Like vultures, your friends spot the dead meat lying on the parched Serengeti and soon they’re dive-bombing out of the azure skies.
You’re alone with Rita. She’s been to the toilets and dabbed perfume on. You don’t recognise the brand. She asks whether you have a light. You say you don’t smoke and for a moment, everything looks less like the perfect jigsaw you want it to be. Nevertheless, you’ve been out with smokers before and you are sure Rita will have encountered the odd non-smoker in her life so you let the jagged moment pass. She asks a nerdy looking bloke in a blue striped shirt for a light, lights her cigarette, and taps you lightly on the forearm.
What are you doing after this?
I don’t know, you say. I’m a bit pissed. You?
I can see that. Your mates are completely hammered.
Football. It’s all football.
Fancy a club?
Not really, no. I just want to go home to bed.
Oh, I do. I could do with a dance. All your mates are going to the Arriba. They’ve just told me. One of them asked me to go with him.
I’m not saying.
She winks at you. You’re not bothered.
is a free for all, and like the aftermath of a kicking, or being arrested, it’s every man for himself. You shrug your shoulders and watch Fun City Cher strut around an aircraft carrier surrounded by hunky sailors on the TV above you.
Are you going? She asks, probably aware you aren’t going to say anything.
I usually do.
Are you going to take me?
If you want to go. The place is a dump.
I know the Arriba. I’ve been there a couple of times. Full of oldies, she says. She has that welcoming, playful face a woman sometimes gives a man when the two of them have crossed a Rubicon.
They don’t play very good music in there, you say.
I don’t know so much. I enjoyed it when I went. Me and me mates danced all night.
Round your handbag?
Rita moves closer to you. I didn’t take a handbag, but yeh. We might have danced round someone’s handbag.

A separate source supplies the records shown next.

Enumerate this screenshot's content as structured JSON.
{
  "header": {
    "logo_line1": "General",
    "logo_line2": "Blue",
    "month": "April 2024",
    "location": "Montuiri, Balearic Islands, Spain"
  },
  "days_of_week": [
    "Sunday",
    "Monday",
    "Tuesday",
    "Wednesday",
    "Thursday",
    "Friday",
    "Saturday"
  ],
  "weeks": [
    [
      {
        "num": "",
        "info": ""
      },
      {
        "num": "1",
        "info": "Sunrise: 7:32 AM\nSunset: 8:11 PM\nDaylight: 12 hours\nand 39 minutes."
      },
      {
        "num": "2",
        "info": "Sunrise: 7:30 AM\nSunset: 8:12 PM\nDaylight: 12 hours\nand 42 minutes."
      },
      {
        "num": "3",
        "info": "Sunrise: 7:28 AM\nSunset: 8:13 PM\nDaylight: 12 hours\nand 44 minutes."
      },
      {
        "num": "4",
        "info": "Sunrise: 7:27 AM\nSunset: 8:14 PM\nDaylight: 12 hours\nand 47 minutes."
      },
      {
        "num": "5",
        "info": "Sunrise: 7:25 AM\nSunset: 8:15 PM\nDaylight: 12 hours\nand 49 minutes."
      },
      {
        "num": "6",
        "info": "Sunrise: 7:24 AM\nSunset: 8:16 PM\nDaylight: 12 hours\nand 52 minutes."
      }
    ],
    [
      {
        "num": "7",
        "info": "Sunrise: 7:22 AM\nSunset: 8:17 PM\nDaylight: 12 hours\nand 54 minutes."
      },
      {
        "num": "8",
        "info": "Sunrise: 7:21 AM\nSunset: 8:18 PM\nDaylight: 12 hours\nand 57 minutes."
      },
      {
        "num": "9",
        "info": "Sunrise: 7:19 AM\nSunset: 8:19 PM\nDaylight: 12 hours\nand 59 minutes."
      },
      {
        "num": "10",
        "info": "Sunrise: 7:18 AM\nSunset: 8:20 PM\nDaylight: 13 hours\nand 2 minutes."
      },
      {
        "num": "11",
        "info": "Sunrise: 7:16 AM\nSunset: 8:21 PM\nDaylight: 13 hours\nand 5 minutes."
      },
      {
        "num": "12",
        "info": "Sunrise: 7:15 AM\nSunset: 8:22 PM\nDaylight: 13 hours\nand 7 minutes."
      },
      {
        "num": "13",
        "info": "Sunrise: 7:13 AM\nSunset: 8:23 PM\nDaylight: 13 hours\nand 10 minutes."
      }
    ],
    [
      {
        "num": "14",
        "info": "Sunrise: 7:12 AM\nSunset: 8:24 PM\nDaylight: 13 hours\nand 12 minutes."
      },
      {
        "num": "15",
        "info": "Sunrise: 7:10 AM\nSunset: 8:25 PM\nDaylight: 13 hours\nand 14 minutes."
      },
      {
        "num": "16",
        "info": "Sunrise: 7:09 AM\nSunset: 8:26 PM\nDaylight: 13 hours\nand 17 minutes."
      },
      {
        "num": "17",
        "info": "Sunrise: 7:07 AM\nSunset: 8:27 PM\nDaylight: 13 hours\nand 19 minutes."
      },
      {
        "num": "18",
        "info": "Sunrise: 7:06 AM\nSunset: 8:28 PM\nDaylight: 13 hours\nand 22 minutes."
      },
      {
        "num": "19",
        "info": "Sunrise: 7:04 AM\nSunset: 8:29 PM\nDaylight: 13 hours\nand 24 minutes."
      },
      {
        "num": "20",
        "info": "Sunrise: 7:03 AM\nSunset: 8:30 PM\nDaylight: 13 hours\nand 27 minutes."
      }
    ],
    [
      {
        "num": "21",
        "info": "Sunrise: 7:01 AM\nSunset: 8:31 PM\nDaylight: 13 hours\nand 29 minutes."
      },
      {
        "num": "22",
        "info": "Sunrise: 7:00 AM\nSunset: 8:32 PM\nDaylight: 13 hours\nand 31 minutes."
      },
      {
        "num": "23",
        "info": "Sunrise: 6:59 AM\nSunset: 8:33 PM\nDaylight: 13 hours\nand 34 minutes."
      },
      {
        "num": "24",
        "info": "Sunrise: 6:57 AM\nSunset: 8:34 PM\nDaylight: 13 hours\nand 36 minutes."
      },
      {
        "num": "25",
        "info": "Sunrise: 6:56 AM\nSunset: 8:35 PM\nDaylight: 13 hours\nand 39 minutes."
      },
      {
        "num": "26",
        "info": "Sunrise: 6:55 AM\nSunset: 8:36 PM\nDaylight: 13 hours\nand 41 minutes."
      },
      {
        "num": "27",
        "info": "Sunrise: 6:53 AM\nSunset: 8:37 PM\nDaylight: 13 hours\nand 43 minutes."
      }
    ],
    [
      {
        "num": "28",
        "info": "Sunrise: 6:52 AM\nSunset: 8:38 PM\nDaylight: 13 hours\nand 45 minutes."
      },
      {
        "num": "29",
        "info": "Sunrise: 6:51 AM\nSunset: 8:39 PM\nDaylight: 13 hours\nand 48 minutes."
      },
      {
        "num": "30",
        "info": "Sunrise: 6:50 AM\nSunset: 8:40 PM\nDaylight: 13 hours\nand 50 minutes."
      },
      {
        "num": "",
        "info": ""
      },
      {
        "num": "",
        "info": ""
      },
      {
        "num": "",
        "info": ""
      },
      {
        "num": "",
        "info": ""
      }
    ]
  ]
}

You look at her and realise once again that she’s a very good-looking woman, everything in proportion, beautiful big brown eyes and a lovely voice. Not much
Nottingham in it. She might even be from out of town, you surmise.
Okay, you say, finally. You can come. That’s if you know what you’re letting yourself in for with this lot.
I’ll be alright, as long as you look after me. She puts her hand on your forearm again and the sexual tension between you is palpable, but it might just be the drink talking so you stay impassive.
I’ll try my best, you hear yourself saying.
I have to go and clear the empties and the ashtrays. Don’t go without me. I’ll meet you in twenty minutes.
Later, Rita comes over, a blackcurrant coloured coat, a woollen cherry scarf and a subtle leather clasp bag that clearly cost a few quid.
She slides her arm into yours and the two of you leave for the Arriba Club.
Town is at its most vibrant in the hour between last orders and the long slow walk to the nightclub.
Illuminated by streetlights and the light escaping from pub windows, the place has finally completed its transformation from bustling shopping capital to a party paradise full of people loving the weekend.
There’s no fighting tonight. The vans and Policemen in hi-visibility jackets stand idly near the Council House chatting amiably to uniform groupies and cheerful pissheads. Everywhere there is a smell of melted cheese, fried chicken, piping hot chips, hamburgers and hot chilli kebabs. Invisible cumin clouds rise above the curry houses. Takeaways doing great business from the all day drinkers too hammered to get in Camelots. On a good night, which this is, revellers whoop it up in the streets. Partygoers joke, old lovers cuddle for warmth, and soon-to-be-lovers dance their enigmatic dance of anticipation. It’s comfortably noisy. Music is everywhere, coming from every club doorway. Club queues snake down pedestrianised walkways like animated dominos.
In the black sky above, the moon hovers, watching over proceedings like Old Father Time.
You and Rita walk up
Bottle Lane and join the queue for the Arriba.
They’re playing Ride On Time.
You smile and Rita asks you why.
Get your handbag ready, you reply.